During the past several years, I’ve had some enlightening experiences involving x-rays. One instance involved my little Jerry. He is a rabbit who always waits until my vet has flown off to some foreign country and cannot be contacted, except by carrier pigeon, to get sick. Several years ago, Jerry suddenly began having trouble urinating and I rushed him to another vet who was reported to be experienced with rabbits. Suspecting something in Jerry’s urinary tract or bladder area, she took two x-rays. Both x-rays showed a single bright spot in his lower abdomen which she declared to be bladder stones. The vet recommended surgery to remove them.
A Sleepless Week
My instinct was telling me that something was wrong with this picture (or rather with this x-ray). I was terrified that if I didn’t have the surgery done and the stone tried to pass and got stuck, little Jerry could die. I debated with myself the next day, praying that a war might break out in the country where my vet had gone so that she would have to cut her vacation short. No such luck. With much trepidation, I opted to wait it out with antibiotics. I took Jerry to work with me; I slept with Jerry; I was afraid to leave his side since I might have to jump up at a moment’s notice to rush him to the emergency clinic for bladder surgery. I spent a very sleepless 7 days and nights until my own veterinarian returned.
When she arrived on Monday morning, Jerry and I were waiting on her clinic doorstep. She took one look at the x-ray and then a second one. How could she be chuckling, when Jerry might be dying at any minute? As she regained control of the corners of her mouth, she announced that both of the bright spots on the x-ray were in the abdominal cavity, not in the bladder and that the bright spots were most likely flaws on the film! A new x-ray showed no sign of a bladder stone! And so Jerry avoided an unnecessary surgery.
Although one would hope that the preceding example was an unusual occurrence, there are many unnecessary stomach surgeries (which have a very low success rate).1,2 These surgeries are the result of veterinarians who are unfamiliar with rabbit x-rays and the fact that most rabbits have some hair constantly present in their stomachs.
How can we guardians of our rabbits help to avoid these situations?

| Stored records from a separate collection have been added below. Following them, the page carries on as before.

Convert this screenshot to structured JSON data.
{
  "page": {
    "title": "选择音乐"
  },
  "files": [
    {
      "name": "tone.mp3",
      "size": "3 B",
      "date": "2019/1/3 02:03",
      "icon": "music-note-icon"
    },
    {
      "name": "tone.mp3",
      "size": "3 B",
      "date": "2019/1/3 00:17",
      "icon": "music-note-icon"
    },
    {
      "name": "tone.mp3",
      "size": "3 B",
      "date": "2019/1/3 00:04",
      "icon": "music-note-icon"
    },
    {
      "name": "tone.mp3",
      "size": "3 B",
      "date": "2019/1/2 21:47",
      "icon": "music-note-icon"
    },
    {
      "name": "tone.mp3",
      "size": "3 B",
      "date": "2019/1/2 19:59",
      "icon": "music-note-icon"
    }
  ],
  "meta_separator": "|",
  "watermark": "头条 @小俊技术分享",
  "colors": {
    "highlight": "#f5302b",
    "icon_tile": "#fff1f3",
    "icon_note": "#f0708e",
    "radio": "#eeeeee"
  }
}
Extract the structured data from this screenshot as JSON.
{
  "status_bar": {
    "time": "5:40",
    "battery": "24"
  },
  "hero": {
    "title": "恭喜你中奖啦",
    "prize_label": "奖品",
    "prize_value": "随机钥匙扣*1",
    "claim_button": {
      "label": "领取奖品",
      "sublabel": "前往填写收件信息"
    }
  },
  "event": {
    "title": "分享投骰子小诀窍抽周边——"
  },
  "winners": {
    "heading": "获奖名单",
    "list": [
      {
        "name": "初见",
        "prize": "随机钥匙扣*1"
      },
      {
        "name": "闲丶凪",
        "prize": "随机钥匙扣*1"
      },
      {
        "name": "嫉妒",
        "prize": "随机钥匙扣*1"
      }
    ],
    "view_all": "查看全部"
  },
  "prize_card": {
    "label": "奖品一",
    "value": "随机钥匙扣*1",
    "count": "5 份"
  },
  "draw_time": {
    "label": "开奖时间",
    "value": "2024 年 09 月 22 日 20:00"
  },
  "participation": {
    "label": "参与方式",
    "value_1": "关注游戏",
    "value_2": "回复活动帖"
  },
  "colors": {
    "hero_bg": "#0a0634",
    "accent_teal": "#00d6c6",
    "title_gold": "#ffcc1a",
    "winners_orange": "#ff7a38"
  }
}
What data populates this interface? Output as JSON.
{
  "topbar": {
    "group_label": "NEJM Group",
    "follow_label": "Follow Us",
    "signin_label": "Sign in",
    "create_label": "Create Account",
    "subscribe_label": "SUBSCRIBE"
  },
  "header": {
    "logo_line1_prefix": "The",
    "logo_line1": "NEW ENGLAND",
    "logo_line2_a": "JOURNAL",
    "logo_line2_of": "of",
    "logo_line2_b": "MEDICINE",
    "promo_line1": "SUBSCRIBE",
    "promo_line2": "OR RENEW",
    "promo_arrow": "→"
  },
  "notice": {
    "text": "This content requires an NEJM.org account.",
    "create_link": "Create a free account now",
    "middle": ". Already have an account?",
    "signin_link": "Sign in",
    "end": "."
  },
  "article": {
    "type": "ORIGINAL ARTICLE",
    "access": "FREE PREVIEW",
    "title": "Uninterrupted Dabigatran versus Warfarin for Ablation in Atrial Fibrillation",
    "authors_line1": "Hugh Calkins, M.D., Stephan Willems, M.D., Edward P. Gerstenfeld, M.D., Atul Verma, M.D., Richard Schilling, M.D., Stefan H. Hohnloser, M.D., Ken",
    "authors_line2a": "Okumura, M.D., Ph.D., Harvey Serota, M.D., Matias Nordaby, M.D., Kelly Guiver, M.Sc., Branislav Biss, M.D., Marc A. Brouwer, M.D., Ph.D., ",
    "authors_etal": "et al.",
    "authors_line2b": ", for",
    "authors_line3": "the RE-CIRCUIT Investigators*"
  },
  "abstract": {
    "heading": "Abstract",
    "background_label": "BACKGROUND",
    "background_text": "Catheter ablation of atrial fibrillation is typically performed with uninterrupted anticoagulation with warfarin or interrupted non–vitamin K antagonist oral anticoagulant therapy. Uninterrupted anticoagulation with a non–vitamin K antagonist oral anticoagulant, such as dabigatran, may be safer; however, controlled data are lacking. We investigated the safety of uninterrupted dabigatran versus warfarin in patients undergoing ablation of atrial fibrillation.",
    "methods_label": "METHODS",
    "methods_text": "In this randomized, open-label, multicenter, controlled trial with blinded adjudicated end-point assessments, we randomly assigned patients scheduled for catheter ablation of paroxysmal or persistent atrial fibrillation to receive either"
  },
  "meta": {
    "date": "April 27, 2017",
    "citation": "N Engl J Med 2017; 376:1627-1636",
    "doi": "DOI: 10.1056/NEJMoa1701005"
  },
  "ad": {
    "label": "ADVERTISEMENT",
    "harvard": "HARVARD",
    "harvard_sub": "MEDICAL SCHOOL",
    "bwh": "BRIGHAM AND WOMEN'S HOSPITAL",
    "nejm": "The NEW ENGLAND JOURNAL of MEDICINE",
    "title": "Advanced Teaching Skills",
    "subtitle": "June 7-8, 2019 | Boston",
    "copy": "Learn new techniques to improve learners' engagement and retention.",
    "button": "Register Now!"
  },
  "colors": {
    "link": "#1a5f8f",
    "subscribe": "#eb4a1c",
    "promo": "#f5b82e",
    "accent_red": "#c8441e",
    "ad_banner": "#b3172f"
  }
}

If your vet was unable to attend the HRS Veterinary Conference, you will want to encourage the purchase of the conference proceedings. For some subjects, including radiology, the available videotape of the lecture is especially useful for a full understanding of the presented material. The Vet-to-Vet excerpt in this issue features radiology of the rabbit thorax. The lecture also covered comparative radiology of the rabbit abdomen and the skeleton, including dental problems. You might consider buying the tape yourself as a gift for your veterinarian.
by Sandi Ackerman
House Rabbit Journal Fall 1998: Volume III, Number 11
1. Anorectic Rabbit Protocol, Rabbit Health News, August 1993, Susan Brown, DVM.
2. Rabbit GI Physiology and Diet, Rabbit Health News, April 1994, Susan Brown, DVM.